The Holy Grail. Unlike with Knebworth, the emergence of the pro-shot video has done nothing to diminish this great show. These shows were obviously important to the band for all the obvious reasons, and as with all the great Zep shows, there is a real warm vibe that permeates everything about this show. Tangerine is a beautiful prelude to the ultimate acoustic set in the band's history. Plant sings with real beauty and emotion, especially on That's The Way. Also the ultimate performance of Trampled Underfoot. Eight blazing, heart-stopping minutes of the greatest live Zeppelin ever. Woodstock from the middle of Dazed is also devastatingly mysterious. This show also features probably the greatest live recording of Stairway To Heaven. What else do you want? I said years ago in Zoso Magazine that this one show was the perfect presentation of Led Zeppelin's music. All these years later, I still feel the same.

11. 6/21&23/77 THE FORUM, LOS ANGELES
OK, so I cheated here. I'm counting these as one, and how can they be separated? Both of these shows are incredible, the unquestionable highlights of 1977. The first show, the famous Listen To This Eddie show is without doubt the finest audience recording in Zeppelin history. Thank you to the late Mike Millard for his incredible work. Highlights from the first night include everything from TSRTS right thru No Quarter (in which Jimmy lays down the most monstrous performance ever of the opening riff and later develops into one of the great improvisations). Heartbreaker is a rare and delicious treat. The Badge Holders show of two nights later features maybe the ultimate OTHAFA, a tremendous SIBLY, another spectacular NQ, and a wonderful Ten Years Gone. Then, of course, the convention of loonies starring Keith Moon rounds this legendary show off in high style.

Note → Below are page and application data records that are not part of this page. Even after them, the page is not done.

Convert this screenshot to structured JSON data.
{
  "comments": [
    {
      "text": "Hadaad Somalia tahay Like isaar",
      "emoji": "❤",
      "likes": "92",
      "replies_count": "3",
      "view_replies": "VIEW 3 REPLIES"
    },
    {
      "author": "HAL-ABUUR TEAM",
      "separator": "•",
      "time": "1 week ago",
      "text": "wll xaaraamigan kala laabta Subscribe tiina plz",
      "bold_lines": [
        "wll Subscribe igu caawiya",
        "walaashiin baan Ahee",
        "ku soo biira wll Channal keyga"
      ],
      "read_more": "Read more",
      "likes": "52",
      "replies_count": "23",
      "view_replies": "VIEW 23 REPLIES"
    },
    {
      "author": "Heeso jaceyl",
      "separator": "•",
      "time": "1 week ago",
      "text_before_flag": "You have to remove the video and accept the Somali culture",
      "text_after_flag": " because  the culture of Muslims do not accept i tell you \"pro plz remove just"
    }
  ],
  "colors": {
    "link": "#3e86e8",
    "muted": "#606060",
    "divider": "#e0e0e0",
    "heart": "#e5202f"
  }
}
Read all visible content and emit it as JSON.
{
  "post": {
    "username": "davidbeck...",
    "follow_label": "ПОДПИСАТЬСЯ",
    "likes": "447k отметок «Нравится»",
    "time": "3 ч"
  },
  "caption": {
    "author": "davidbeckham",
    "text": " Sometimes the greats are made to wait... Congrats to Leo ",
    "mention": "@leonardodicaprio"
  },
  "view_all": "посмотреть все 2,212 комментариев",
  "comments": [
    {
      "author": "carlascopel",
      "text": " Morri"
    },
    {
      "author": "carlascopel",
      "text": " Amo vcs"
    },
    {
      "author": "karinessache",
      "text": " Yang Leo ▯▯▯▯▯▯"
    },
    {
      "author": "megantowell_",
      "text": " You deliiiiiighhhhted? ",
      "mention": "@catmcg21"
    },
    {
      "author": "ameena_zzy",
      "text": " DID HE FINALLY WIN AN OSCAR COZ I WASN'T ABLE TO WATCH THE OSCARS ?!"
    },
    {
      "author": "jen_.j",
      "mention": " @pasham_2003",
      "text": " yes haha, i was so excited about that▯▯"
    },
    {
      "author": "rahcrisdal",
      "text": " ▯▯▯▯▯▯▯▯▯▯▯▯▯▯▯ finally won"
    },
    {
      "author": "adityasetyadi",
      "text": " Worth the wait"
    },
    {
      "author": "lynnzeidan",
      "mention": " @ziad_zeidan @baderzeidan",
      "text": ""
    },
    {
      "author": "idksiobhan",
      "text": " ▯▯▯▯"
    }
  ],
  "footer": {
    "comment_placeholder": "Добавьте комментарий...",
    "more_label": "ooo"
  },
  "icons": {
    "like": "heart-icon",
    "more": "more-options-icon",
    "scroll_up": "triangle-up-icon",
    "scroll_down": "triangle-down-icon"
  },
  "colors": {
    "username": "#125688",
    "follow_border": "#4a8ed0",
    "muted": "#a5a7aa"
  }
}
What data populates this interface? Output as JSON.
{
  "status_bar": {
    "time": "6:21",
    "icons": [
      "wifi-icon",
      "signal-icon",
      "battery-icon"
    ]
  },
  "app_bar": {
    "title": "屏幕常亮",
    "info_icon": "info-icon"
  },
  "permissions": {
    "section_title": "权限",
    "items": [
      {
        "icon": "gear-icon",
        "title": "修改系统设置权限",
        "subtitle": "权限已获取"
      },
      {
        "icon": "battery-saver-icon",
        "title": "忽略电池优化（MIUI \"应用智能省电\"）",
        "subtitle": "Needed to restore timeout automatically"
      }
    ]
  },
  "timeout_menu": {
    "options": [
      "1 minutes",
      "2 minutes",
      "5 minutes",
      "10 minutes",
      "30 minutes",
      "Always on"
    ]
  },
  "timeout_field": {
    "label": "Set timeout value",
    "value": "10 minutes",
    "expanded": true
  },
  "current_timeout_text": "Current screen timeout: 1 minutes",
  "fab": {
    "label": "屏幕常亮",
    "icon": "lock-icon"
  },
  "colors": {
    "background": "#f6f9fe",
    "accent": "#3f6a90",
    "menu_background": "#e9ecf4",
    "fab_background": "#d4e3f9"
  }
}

To my mind, this is the best show of the four 1979 gigs…by a country mile. The first night in Copenhagen was by all accounts a disaster, and the band seemed as if they were trying to make amends. Page is terrific throughout for the only time in '79, especially on OTHAFA and SIBLY. I also like the August 4 Knebworth gig, but if I had to pick one from '79, I would reach for this one. This rates as one of the finest shows in the latter half of the band's career.

This one is a sentimental favorite for me, as I sought this long and hard on an old Japanese bootleg LP. When I finally obtained it, I wasn't disappointed. A vibrant audience recording captures this show in all its power and majesty, and in my opinion this is the finest show they did in 1980. Jimmy is sprightly on this night, unlike later in the tour. I also absolutely cannot stand to listen to the dry soundboard recordings from this tour. They just don't sound right, and they also make the numerous mistakes in the playing too obvious to bear. It's great to listen to this show, but also a bit melancholy when one considers the tragedy that lie just around the bend. The final great flight of the mighty Led Zeppelin.

I still feel that Jimmy should get around to putting together that chronological live set that he first spoke of 25 years ago. I guess he has tried to put something together in the past, but has been unable to gain a consensus amongst the rest of the band. This is a shame as the definitive official live Zeppelin release has yet to see the light of day. The bootlegs are great to have, but... Perhaps Jimmy can put together a string of releases of great shows, a la the Dick's Picks Grateful Dead series.

Yeah, I know, but a guy can dream can't he?

- Larry Bergmann, Jr.